- She took over the family medicine clerkship and the related duty of visiting physicians at DMU’s clerkship sites.
- Despite having never directed a course, she volunteered to organize the preventative medicine and nutrition course.
- She also revamped the dermatology course, finding new lecturers and defining objectives based on the teaching recommendations of the American Academy of Dermatology. She delivered about a quarter of the course’s lectures, too.
- She poured herself into these endeavors, exceeding her academic time allotment by well over 800 hours, while also serving patients in the DMU Clinic.
In addition to her work at DMU, on Oct. 30 O’Shea was installed as president of the Iowa Academy of Family Physicians (IAFP) after serving two-year terms as vice president and president-elect.
“She’s passionate about creating more good doctors and good family physicians,” says Bret Ripley, D.O., FACOFP, FPLI, assistant professor and chair of family medicine. “She didn’t just deliver the curriculum. She rewrote it and made it better. She went far above and beyond expectations.”
O’Shea works to train future physicians in the same way she’s long delivered patient care — with passion. After graduation from DMU, an internship at Pontiac Osteopathic Hospital in Pontiac, MI, and a residency at Creighton University-St. Joseph’s Hospital in Omaha, NE, she and her spouse, Thomas Benzoni, D.O.’83, AOBEM, FACEP, ABFM — also an assistant professor of family medicine at DMU and a longtime emergency medical physician — practiced for four years with the National Health Service Corps (NHSC) in Appalachia. Prior to joining the DMU faculty, she was medical director for Elk Point Community Health Center in Elk Point, SD, caring for many elderly patients and those with low or no health insurance. She led the center in adding evening and weekend hours and mental health services.
“Not everyone can visit doctors during bankers’ hours,” she says. “Working at the center was a perfect fit. I liked the challenge of making do on a shoestring and giving patients the most cost-effective care. It increases your creativity. I call it ‘walking the path with your patients.’”
O’Shea works to train future physicians in the same way she’s long delivered patient care — with passion.
That connection has a powerful impact on students. “Dr. O’Shea is a brilliant physician, yet she continues to learn from her patients,” says Jessica Gustavson, D.O.’16, who spent most of her family medicine rotation with the doctor. “She has a huge heart and will advocate for her patients and students alike.”
O’Shea “walks the path” with students in part by sharing her experiences from her own DMU student days and from her career. Last year, while interviewing prospective students with Morgan Jaquez, D.O.’18, she talked about her time with the NHSC.
“That was something I was really interested in. After the interviews, I went to her office and we talked for an hour,” Jaquez says. “Access to health care is one of the few class distinctions left in this country, which is something Dr. O’Shea talks about in her lectures.”
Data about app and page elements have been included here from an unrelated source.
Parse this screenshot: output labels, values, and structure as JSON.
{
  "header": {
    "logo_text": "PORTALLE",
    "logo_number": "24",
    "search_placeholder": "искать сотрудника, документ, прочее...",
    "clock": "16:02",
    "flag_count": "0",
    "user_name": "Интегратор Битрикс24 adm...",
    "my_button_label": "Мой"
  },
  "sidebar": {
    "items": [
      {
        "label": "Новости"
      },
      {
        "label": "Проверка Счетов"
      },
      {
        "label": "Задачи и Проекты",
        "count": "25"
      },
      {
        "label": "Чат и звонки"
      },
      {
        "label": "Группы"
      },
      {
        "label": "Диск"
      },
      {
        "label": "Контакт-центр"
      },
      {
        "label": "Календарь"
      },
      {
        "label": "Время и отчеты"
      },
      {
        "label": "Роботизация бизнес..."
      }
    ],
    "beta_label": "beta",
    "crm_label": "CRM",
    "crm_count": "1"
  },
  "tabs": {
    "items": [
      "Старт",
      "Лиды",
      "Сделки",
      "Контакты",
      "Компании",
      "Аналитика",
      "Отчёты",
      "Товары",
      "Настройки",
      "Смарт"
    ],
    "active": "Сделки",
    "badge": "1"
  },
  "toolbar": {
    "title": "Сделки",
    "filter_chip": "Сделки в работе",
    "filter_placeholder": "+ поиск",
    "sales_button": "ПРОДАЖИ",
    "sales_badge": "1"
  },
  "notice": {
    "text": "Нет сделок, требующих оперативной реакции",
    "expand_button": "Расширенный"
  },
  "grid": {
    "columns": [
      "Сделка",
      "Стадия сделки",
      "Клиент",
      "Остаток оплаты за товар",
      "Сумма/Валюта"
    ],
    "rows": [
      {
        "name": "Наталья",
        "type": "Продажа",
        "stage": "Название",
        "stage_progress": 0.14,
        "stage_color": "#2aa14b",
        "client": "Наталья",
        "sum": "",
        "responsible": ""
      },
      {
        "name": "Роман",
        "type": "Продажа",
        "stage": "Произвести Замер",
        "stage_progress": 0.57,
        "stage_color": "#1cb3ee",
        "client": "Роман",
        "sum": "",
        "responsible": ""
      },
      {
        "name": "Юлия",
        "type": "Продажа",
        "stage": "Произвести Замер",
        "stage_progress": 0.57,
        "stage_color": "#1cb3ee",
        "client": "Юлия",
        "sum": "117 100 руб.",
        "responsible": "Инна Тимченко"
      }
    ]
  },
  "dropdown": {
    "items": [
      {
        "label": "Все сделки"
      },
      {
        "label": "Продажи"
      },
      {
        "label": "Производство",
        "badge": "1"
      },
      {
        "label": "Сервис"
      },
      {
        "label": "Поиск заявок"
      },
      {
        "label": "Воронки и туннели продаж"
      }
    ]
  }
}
O’Shea went on to write a recommendation in support of Jaquez’s application to the NHSC; in exchange for her three-year commitment to work at an NHSC site in a high-need, underserved area after she graduates, the Corps will pay for three years of her DMU tuition.
“Dr. O’Shea is passionate and dedicated to say the least,” she says. “She really contributes to our education and truly cares about it. She’s one of those people that you meet and think, ‘I want to be that person when I grow up.’”